The Nevada Schools Board hired an independent attorney to investigate an incident in which the chief of staff and legal adviser berated a regent at a public meeting earlier this month for engaging in what he called "child language."
Dean Gould, a licensed attorney, chief of staff and special adviser to the Board of Regents, remains with the Nevada System of Higher Education, system spokesman Francis McCabe said in an email to the Review Journal on Monday.
"We cannot discuss further because of an ongoing personnel request," he said.
NSHE chief executive Mark Doubrava said in a statement that he was unable to comment on incidents during the July 23 and August 7 board meetings in which Gould publicly reprimanded the regent for being a "private and confidential personnel matter" act.
However, he said the board of directors takes these events and related issues seriously and has appointed Los Angeles-based attorney Apalla Chopra of O’Melveny & Myers LLP to provide "advice and action" to the board.

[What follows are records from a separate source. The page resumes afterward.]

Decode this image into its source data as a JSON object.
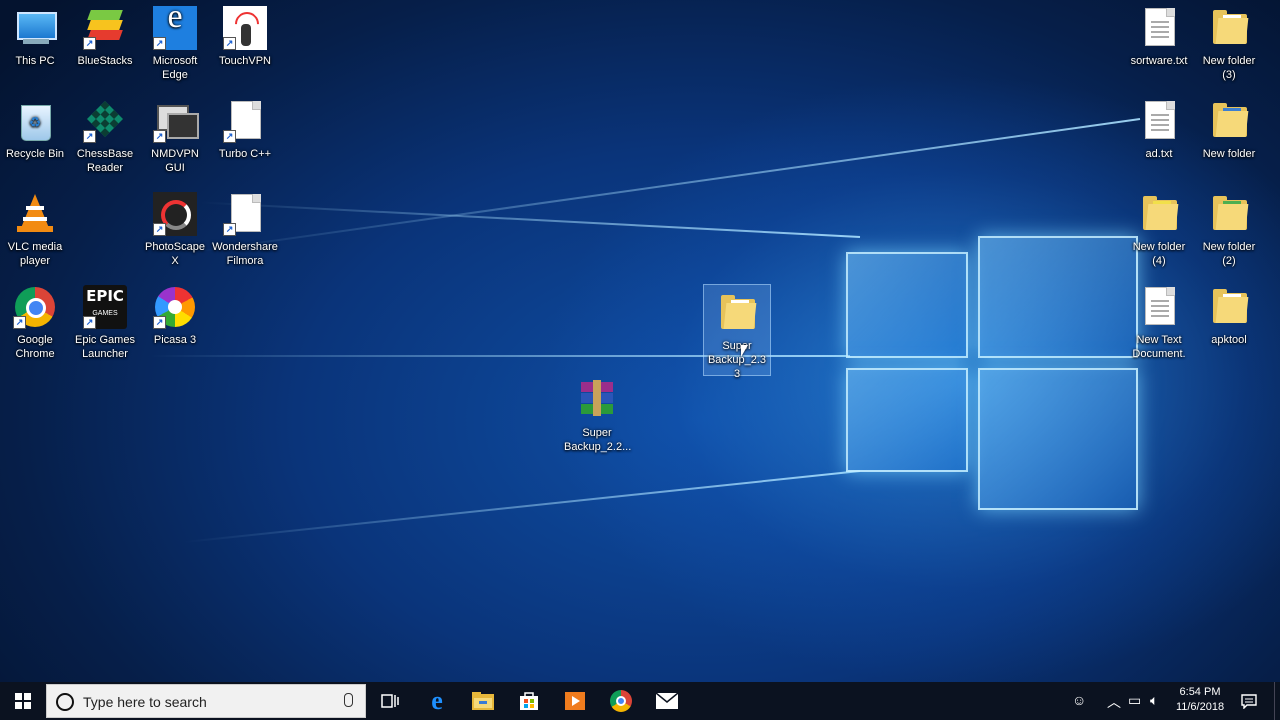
{
  "desktop": {
    "icons_left": [
      {
        "label": "This PC",
        "icon": "computer-icon"
      },
      {
        "label": "BlueStacks",
        "icon": "bluestacks-icon"
      },
      {
        "label": "Microsoft Edge",
        "icon": "edge-icon"
      },
      {
        "label": "TouchVPN",
        "icon": "touchvpn-icon"
      },
      {
        "label": "Recycle Bin",
        "icon": "recycle-bin-icon"
      },
      {
        "label": "ChessBase Reader",
        "icon": "chessbase-icon"
      },
      {
        "label": "NMDVPN GUI",
        "icon": "nmdvpn-icon"
      },
      {
        "label": "Turbo C++",
        "icon": "document-icon"
      },
      {
        "label": "VLC media player",
        "icon": "vlc-icon"
      },
      {
        "label": "PhotoScape X",
        "icon": "photoscape-icon"
      },
      {
        "label": "Wondershare Filmora",
        "icon": "document-icon"
      },
      {
        "label": "Google Chrome",
        "icon": "chrome-icon"
      },
      {
        "label": "Epic Games Launcher",
        "icon": "epic-games-icon"
      },
      {
        "label": "Picasa 3",
        "icon": "picasa-icon"
      }
    ],
    "icons_middle": [
      {
        "label": "Super Backup_2.3 3",
        "icon": "folder-icon"
      },
      {
        "label": "Super Backup_2.2...",
        "icon": "winrar-icon"
      }
    ],
    "icons_right": [
      {
        "label": "sortware.txt",
        "icon": "text-file-icon"
      },
      {
        "label": "New folder (3)",
        "icon": "folder-icon"
      },
      {
        "label": "ad.txt",
        "icon": "text-file-icon"
      },
      {
        "label": "New folder",
        "icon": "folder-icon"
      },
      {
        "label": "New folder (4)",
        "icon": "folder-icon"
      },
      {
        "label": "New folder (2)",
        "icon": "folder-icon"
      },
      {
        "label": "New Text Document.",
        "icon": "text-file-icon"
      },
      {
        "label": "apktool",
        "icon": "folder-icon"
      }
    ],
    "epic_logo_text": "EPIC",
    "epic_logo_sub": "GAMES"
  },
  "taskbar": {
    "search_placeholder": "Type here to search",
    "apps": [
      "task-view-icon",
      "edge-icon",
      "file-explorer-icon",
      "store-icon",
      "media-player-icon",
      "chrome-icon",
      "mail-icon"
    ],
    "clock_time": "6:54 PM",
    "clock_date": "11/6/2018"
  },
  "colors": {
    "taskbar": "#0b1220",
    "desktop_accent": "#1e7fe0",
    "folder": "#f6d979"
  }
}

Chopra is an expert in labor law and Title IX and has regularly represented colleges, Doubrava said. "Our process will be fair as we serve NSHE's overall mission to serve our student, staff and faculty community."
The Gould incident arose from an item on the agenda during a meeting on August 7th, when the regents, in a separate vote, decided to amend the Board of Directors' guidelines to comply with the new U.S. Department of Education regulations on sexual misconduct.
Regent Lisa Levine, who was appointed to the board by Governor Steve Sisolak in June to fill a vacancy, told her fellow board members that her vote would be a strong no. She said regents who vote “yes” side with rapists and violent criminals, a claim that some board members said were offended.
Levine announced to the board that she had Attorney General Aaron Ford on the phone to discuss the problem, but the chairman told her that she was not behaving properly while she continued to speak.
Gould interrupted Levine and asked her to mute her line during the virtual meeting. If she didn't, Gould said he didn't want to "speak man" but had to, if she continued to "speak child".
Wow @nevadaregents! Way to turn off the dissenting woman's voice. Nevada women stand united with @Lisa_C_Levine
PS: women are not children NS♀️ # NSHE #WhiteMalePrivilege pic.twitter.com/8ok2BouwA8
– LeAn Shelton (@LeAnShelton_LLC) August 7, 2020
An eight-second video clip of the exchange quickly circulated on Twitter, and a handful of elected officials, including Sisolak and Ford, stepped in and criticized Gould for what they described as unacceptable behavior that Levine was patronizing.
In a statement released after the August 7 board meeting, Gould said his reaction was in response to a July 23 meeting trying to prevent an open meeting law violation when Levine asked him accused of being "mansplaining".
"I found this comment unprofessional and embarrassing and is not an appropriate way for an employer to speak to an employee," Gould said in the statement.
Levine "disrupted the defined procedural process" during the August 7th meeting while the chairman tried to hold a roll-call vote, Gould added in the statement. “At the time I was frustrated with their lack of decency. In retrospect, I shouldn't have bowed to its sharpness. "
During a board meeting on August 21, Doubrava responded to a question from another regent that he had excused Gould from attending the meeting, but declined to comment.
Contact Julie Wootton-Greener at email@example.com or 702-387-2921. Follow @julieswootton on Twitter.